A delicious, whole grain bread that comes together quickly.
Pour the cool water into the bowl of your mixer (or into a mixing bowl). Sprinkle yeast over the surface. Leave for several minutes to ensure it's active. Add the salt.
Measure the flour and add to your bowl. Stir well. Once the flour is mostly incorporated, turn the mixer on to medium/high, and let it mix until dough forms a rough ball (a minute or so). Remove dough hook, and cover the bowl with a clean plate or plastic wrap and set aside for 12 to 18 hours (at room temperature).
When the dough looks like it has doubled (the surface will be flat and bubbly), lay out a large towel and flour it generously. Flour the surface of the dough (it will be sticky), and scrape it onto the floured towel. Deflate dough by folding edges up and towards the middle of the ball, moving in a circular motion around the ball. Pick up your dough, continue tucking the edges under, forming a smooth round shape. Add more flour to the surface of the towel, and put your ball of dough down on it, seam down. Sprinkle the top of the ball with more flour, and flip the four corners of the towel over the dough so it's completely wrapped, but loosely. Let dough sit for an hour and forty minutes. When the timer goes, put your dutch oven (with lid) in the oven, and preheat to 425 degrees.

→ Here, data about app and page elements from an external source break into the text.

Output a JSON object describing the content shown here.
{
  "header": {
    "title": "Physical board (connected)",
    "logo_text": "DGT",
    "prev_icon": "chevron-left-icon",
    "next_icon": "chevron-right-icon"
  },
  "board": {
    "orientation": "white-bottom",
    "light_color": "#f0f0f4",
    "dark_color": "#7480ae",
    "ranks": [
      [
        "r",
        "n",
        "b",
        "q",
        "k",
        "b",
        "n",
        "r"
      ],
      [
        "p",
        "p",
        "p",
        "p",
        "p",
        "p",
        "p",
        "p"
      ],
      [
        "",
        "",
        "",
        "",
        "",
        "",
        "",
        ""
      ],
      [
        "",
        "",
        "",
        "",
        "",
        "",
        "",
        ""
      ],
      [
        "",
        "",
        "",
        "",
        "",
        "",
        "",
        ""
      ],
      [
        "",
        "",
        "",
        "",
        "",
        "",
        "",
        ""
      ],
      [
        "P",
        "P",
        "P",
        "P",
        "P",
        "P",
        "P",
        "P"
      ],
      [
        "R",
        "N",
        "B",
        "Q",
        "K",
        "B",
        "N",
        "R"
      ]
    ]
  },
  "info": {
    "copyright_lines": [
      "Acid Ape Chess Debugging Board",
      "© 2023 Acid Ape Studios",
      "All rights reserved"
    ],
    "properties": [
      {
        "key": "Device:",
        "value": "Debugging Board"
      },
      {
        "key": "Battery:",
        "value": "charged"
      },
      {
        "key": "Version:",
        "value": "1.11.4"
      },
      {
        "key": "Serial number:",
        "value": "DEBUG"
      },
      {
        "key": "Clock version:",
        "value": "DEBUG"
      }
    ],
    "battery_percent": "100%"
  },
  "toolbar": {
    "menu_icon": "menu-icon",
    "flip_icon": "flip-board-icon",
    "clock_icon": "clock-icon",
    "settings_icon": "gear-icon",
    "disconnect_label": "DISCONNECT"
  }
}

When the oven is hot, carefully remove the dutch oven and take off the lid. Unwrap your dough, slide a hand under it, and carefully flip it into the (ungreased!) dutch oven. The bottom seam of your dough will become the beautiful crack in the top of the loaf - no cutting necessary! If the dough isn't centered in your pot, just give it a shake until it is. Put the lid back on the dutch oven, and return to the oven.
Bake bread, covered, for 40 minutes. After 40 minutes, remove the lid, and bake for another 12 - 15 minutes. Remove pot from the oven, flip bread onto a cooling rack, and let cool. Listen to the loaf crackle and "sing" as it cools.
Try not to eat it all in one sitting!
This is wonderful on its own, but it also works extremely well as the base for all kinds of variations. I use it most often to make a cheat version of my oatmeal loaf using leftover steel cut oats (which we make in large amounts for breakfast and almost always have in the fridge). I just add 1 cup of cooked, cooled oats to the bowl with the yeast and salt. (You may want to sprinkle the towel with rolled oats when wrapping for it's final rise - this will decorate the top of your finished loaf.)
I like a combination of unbleached flour and either sprouted spelt or einkorn flour (sub any finely milled hard whole wheat). I tend to do a little more than half of the spelt (about 500 grams). You can bump it up to 100% whole wheat, and it will still be delicious, but more dense. Play with it to see what you prefer.